> _What is required_:
Every line of the material below should be repeated exactly.

+++++

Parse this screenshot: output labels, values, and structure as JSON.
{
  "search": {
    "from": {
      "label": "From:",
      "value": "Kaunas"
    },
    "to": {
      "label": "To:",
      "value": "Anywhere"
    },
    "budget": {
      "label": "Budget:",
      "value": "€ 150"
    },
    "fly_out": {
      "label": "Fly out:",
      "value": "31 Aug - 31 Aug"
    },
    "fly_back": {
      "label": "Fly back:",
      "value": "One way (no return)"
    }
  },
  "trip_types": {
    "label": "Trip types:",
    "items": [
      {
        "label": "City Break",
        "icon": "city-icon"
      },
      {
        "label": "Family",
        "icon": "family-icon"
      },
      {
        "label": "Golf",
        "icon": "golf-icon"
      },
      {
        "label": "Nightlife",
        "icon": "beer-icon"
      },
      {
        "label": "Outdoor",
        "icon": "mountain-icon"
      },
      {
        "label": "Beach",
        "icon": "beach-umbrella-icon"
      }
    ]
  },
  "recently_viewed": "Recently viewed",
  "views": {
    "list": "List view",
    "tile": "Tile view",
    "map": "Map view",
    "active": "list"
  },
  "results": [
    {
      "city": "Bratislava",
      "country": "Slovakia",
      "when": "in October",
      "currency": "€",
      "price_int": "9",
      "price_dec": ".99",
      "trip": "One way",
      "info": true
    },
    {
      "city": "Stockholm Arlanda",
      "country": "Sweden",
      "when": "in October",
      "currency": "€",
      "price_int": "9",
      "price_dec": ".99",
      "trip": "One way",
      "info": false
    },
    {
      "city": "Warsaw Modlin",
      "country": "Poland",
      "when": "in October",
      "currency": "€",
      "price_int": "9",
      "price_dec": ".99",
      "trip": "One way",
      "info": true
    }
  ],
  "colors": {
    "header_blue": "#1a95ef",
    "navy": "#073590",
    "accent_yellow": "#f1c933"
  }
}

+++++

> _Written answer_:
Parse this screenshot: output labels, values, and structure as JSON.
{
  "search": {
    "from": {
      "label": "From:",
      "value": "Kaunas"
    },
    "to": {
      "label": "To:",
      "value": "Anywhere"
    },
    "budget": {
      "label": "Budget:",
      "value": "€ 150"
    },
    "fly_out": {
      "label": "Fly out:",
      "value": "31 Aug - 31 Aug"
    },
    "fly_back": {
      "label": "Fly back:",
      "value": "One way (no return)"
    }
  },
  "trip_types": {
    "label": "Trip types:",
    "items": [
      {
        "label": "City Break",
        "icon": "city-icon"
      },
      {
        "label": "Family",
        "icon": "family-icon"
      },
      {
        "label": "Golf",
        "icon": "golf-icon"
      },
      {
        "label": "Nightlife",
        "icon": "beer-icon"
      },
      {
        "label": "Outdoor",
        "icon": "mountain-icon"
      },
      {
        "label": "Beach",
        "icon": "beach-umbrella-icon"
      }
    ]
  },
  "recently_viewed": "Recently viewed",
  "views": {
    "list": "List view",
    "tile": "Tile view",
    "map": "Map view",
    "active": "list"
  },
  "results": [
    {
      "city": "Bratislava",
      "country": "Slovakia",
      "when": "in October",
      "currency": "€",
      "price_int": "9",
      "price_dec": ".99",
      "trip": "One way",
      "info": true
    },
    {
      "city": "Stockholm Arlanda",
      "country": "Sweden",
      "when": "in October",
      "currency": "€",
      "price_int": "9",
      "price_dec": ".99",
      "trip": "One way",
      "info": false
    },
    {
      "city": "Warsaw Modlin",
      "country": "Poland",
      "when": "in October",
      "currency": "€",
      "price_int": "9",
      "price_dec": ".99",
      "trip": "One way",
      "info": true
    }
  ],
  "colors": {
    "header_blue": "#1a95ef",
    "navy": "#073590",
    "accent_yellow": "#f1c933"
  }
}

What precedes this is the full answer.